Citigroup Inc said on Wednesday it has named Stuart Staley to replace the retiring head of global commodities, which the third largest U.S. bank aims to expand by 30 to 40 percent over the next three years.

Staley, currently the deputy head of global commodities, will replace Citi veteran John Casaudoumecq, who plans to retire, according to a memo Reuters obtained from the company.

Prior to joining Citi in 2004, Staley was CEO of AEP Energy Ltd in London and worked for Enron for six years in both Houston and London.

Casaudoumecq worked for Citi for 25 years, and managed Canadian fixed income trading, the company's San Francisco office, and U.S. fixed income derivatives sales and structuring.

Staley will move to London from Houston in April.

Citigroup has made a push to expand its commodities business in recent years. In 2007, Casaudoumecq moved to London from New York to help establish the company's European commodity business.

Citigroup's Value-at-Risk, or VaR, for commodities has jumped in the past year, a recent U.S. Securities and Exchange Commission filing shows.

VaR figures represent the money a financial institution is willing to risk, or the confidence level it has in trading a particular market in a day.

Citi's VaR for commodities on average during the third quarter of 2009 was $38 million, up from $20 million in the same quarter of 2008.

Citi's global commodities business currently employs 230 people in Houston, Calgary, New York, London, Singapore and Tokyo, and the company hopes to further expand its headcount by 30 to 40 percent over the next three years, the bank said in an email.

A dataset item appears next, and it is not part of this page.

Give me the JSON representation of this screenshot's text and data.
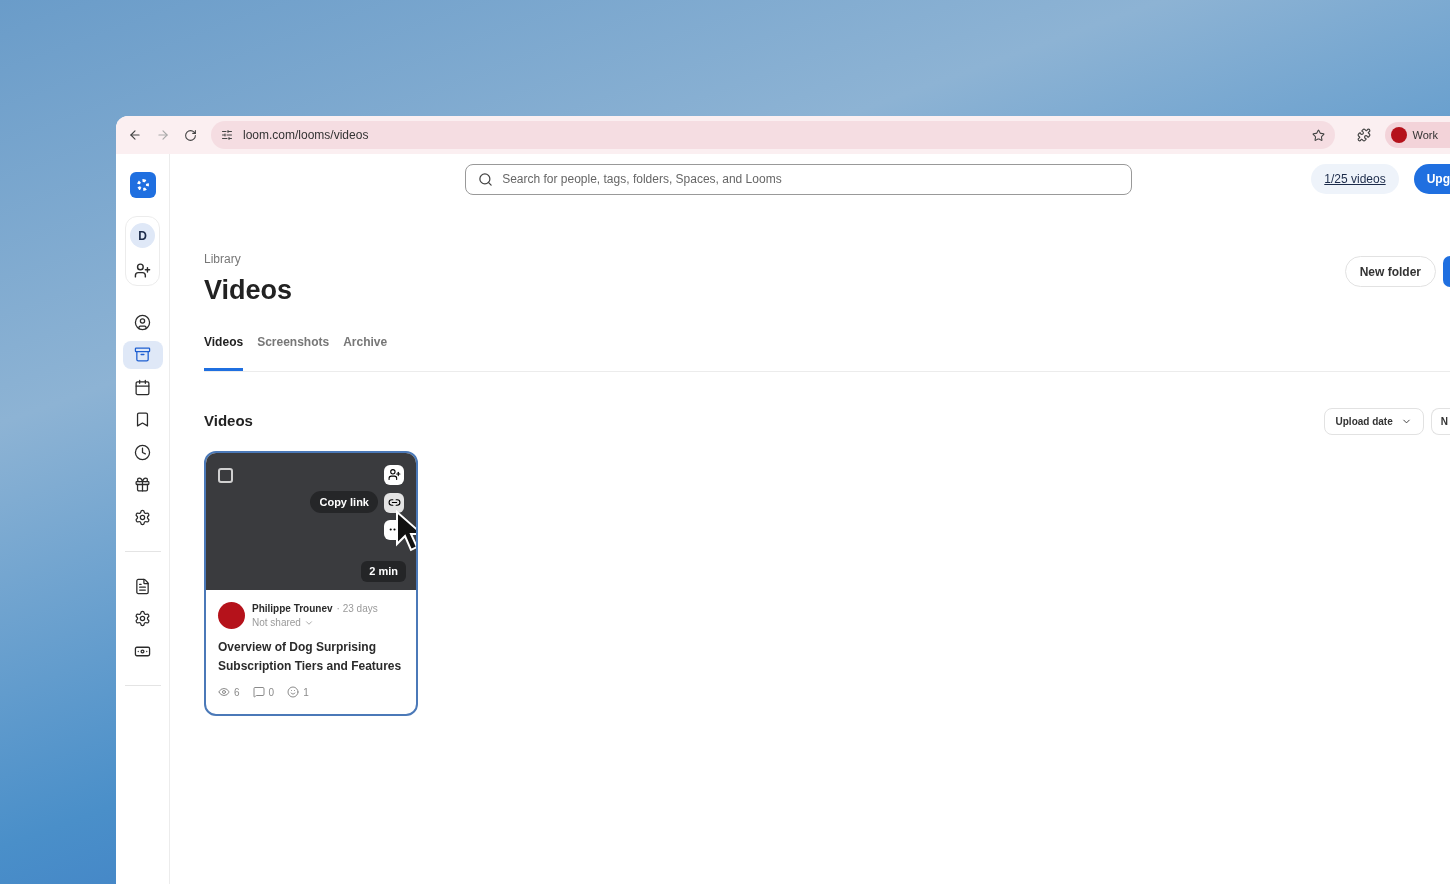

Citibank's global commodities business trades natural gas, electricity, oil, metals, agricultural products, freight, emissions, liquefied natural gas and coal.

Citigroup and other investment banks have expanded their commodities and energy trading in recent years, partly to capitalize on growth in demand for products to hedge volatile prices.

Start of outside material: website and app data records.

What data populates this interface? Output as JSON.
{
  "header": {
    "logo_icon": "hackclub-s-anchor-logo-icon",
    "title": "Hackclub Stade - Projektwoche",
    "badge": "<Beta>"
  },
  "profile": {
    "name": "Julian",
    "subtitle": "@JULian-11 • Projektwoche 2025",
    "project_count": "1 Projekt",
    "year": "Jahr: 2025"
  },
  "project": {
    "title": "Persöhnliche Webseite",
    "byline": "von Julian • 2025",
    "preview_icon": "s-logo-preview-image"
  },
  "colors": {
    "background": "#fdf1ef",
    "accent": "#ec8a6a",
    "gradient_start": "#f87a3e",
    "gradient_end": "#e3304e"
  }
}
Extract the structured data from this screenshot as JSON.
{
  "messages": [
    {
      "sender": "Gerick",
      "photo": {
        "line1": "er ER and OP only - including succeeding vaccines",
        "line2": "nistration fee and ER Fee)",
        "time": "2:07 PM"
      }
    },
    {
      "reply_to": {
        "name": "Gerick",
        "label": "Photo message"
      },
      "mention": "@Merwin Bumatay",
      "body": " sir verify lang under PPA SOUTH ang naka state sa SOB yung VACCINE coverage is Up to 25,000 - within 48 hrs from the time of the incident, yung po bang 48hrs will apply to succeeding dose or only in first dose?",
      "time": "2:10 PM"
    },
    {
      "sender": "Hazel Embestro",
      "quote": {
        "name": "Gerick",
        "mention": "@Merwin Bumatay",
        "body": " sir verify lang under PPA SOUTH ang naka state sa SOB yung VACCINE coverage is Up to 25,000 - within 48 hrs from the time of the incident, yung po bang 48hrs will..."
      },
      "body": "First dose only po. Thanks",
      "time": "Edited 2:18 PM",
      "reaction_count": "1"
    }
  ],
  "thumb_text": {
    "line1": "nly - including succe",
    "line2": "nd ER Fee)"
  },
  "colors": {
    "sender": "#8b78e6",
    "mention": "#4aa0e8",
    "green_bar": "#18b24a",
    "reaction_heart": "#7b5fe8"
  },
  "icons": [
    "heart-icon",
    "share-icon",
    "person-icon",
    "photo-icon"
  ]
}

Standard & Poor's on Tuesday revised its rating outlooks on Citigroup to negative from stable, citing uncertainty whether the government will provide more extraordinary support that benefits debt holders.

The bank posted a $7.6 billion loss for the fourth quarter of 2009, narrowing to 33 cents a share from $3.40 a share a year earlier, leading investors to speculate that the bank may be recovering after toxic assets forced the company to borrow $45 billion under the U.S. Troubled Asset Relief Program.

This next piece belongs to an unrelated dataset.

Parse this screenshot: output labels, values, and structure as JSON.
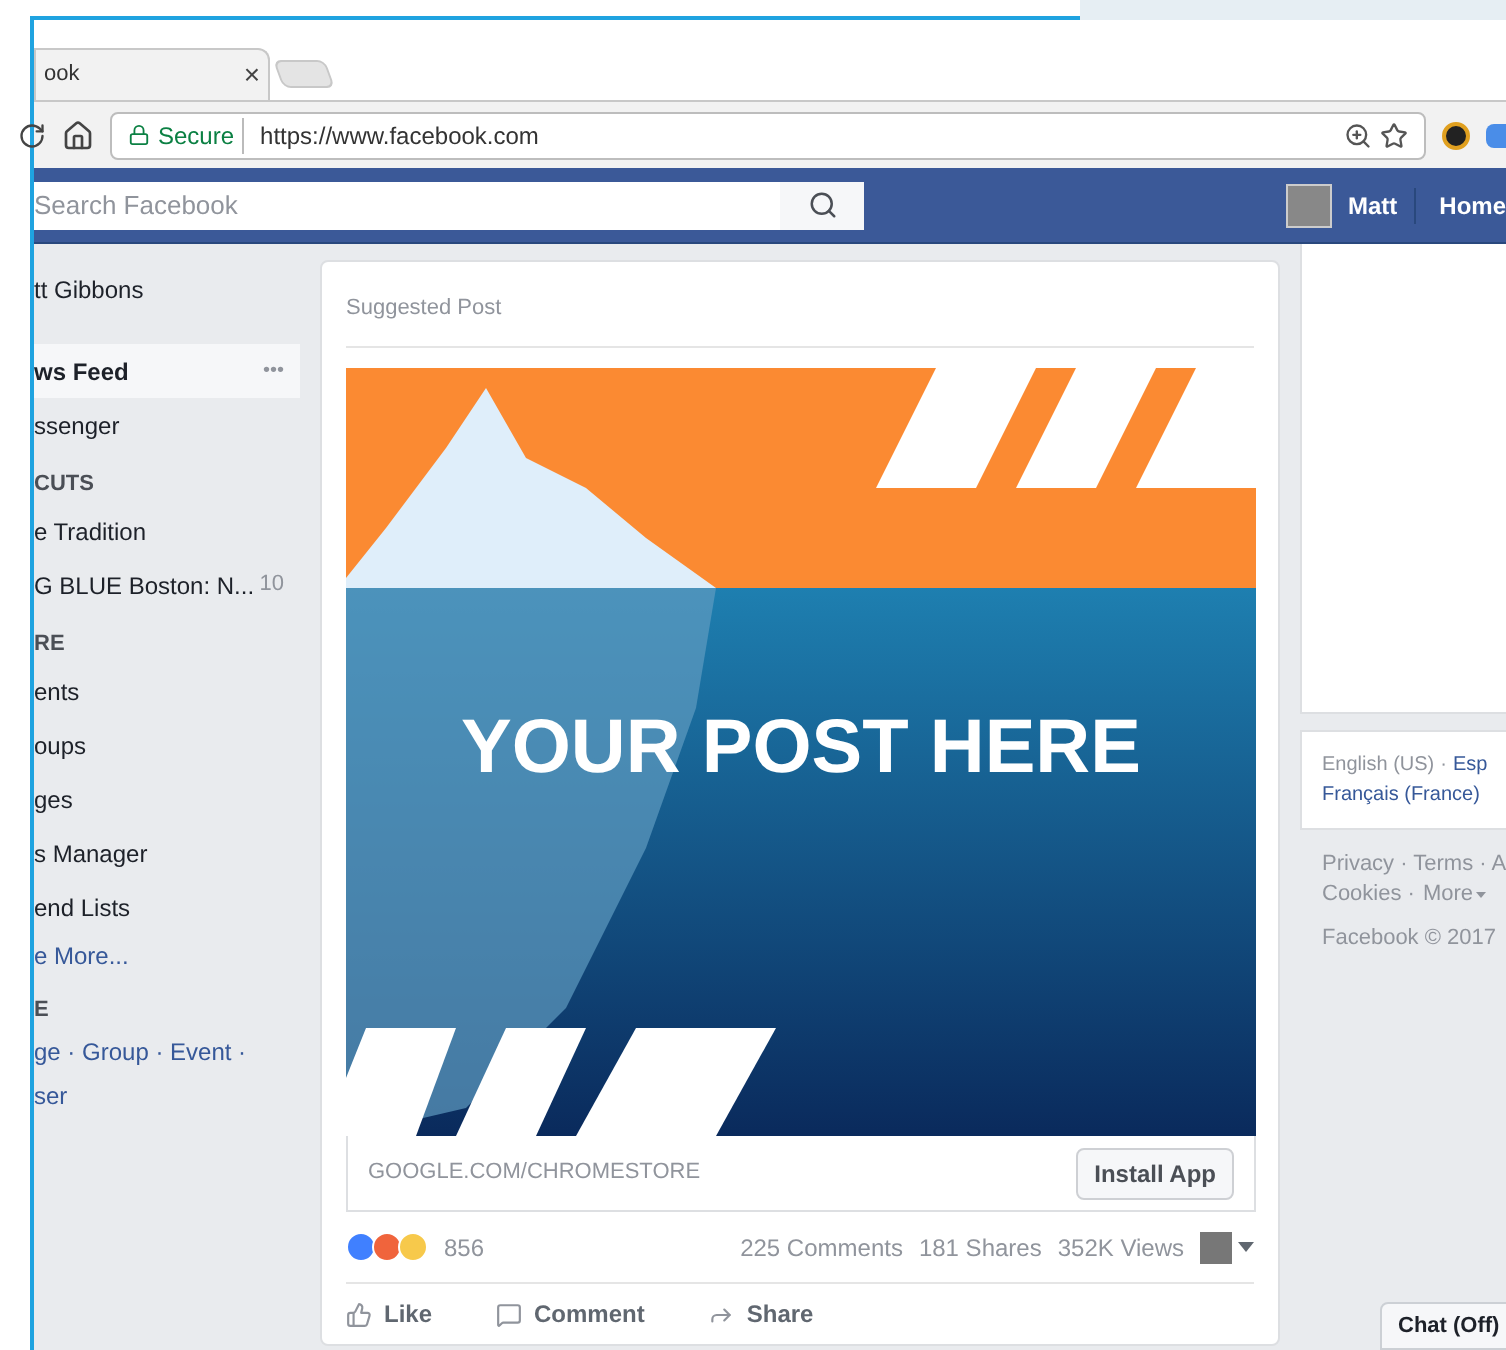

Nevertheless, Chief Executive Vikram Pandit has said that losses could increase in the first quarter.

(Reporting by Rebekah Kebede; Editing by Marguerita Choy and Jim Marshall)